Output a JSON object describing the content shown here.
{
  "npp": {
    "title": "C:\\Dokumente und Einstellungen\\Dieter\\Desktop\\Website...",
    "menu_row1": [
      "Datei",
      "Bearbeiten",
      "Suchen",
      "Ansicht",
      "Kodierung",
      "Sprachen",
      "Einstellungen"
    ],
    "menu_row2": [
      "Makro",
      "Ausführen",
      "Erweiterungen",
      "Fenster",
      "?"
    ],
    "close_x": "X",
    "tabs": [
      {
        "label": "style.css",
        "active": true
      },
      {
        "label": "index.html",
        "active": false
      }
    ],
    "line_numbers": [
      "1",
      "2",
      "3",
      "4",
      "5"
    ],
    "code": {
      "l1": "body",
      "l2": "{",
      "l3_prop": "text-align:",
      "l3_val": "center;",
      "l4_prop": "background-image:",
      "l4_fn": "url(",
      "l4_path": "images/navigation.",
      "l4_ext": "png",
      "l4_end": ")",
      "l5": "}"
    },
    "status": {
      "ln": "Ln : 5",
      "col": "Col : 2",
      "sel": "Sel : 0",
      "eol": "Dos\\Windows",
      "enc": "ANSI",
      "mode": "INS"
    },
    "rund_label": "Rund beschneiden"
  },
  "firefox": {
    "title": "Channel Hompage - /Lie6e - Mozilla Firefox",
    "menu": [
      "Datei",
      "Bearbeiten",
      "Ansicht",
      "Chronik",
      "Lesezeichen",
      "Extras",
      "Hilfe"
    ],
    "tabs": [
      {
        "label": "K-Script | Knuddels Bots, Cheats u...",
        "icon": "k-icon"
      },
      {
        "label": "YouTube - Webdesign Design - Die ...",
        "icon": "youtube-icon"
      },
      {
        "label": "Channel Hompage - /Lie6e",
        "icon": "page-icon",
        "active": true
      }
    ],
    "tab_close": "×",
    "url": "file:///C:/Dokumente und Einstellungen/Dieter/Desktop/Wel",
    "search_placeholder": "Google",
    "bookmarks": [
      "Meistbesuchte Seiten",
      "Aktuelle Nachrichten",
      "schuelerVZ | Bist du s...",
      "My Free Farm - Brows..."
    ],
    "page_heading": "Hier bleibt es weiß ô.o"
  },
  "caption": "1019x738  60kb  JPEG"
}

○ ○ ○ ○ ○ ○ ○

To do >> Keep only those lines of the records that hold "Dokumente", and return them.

Reply to the task >>
    "title": "C:\\Dokumente und Einstellungen\\Dieter\\Desktop\\Website...",
    "url": "file:///C:/Dokumente und Einstellungen/Dieter/Desktop/Wel",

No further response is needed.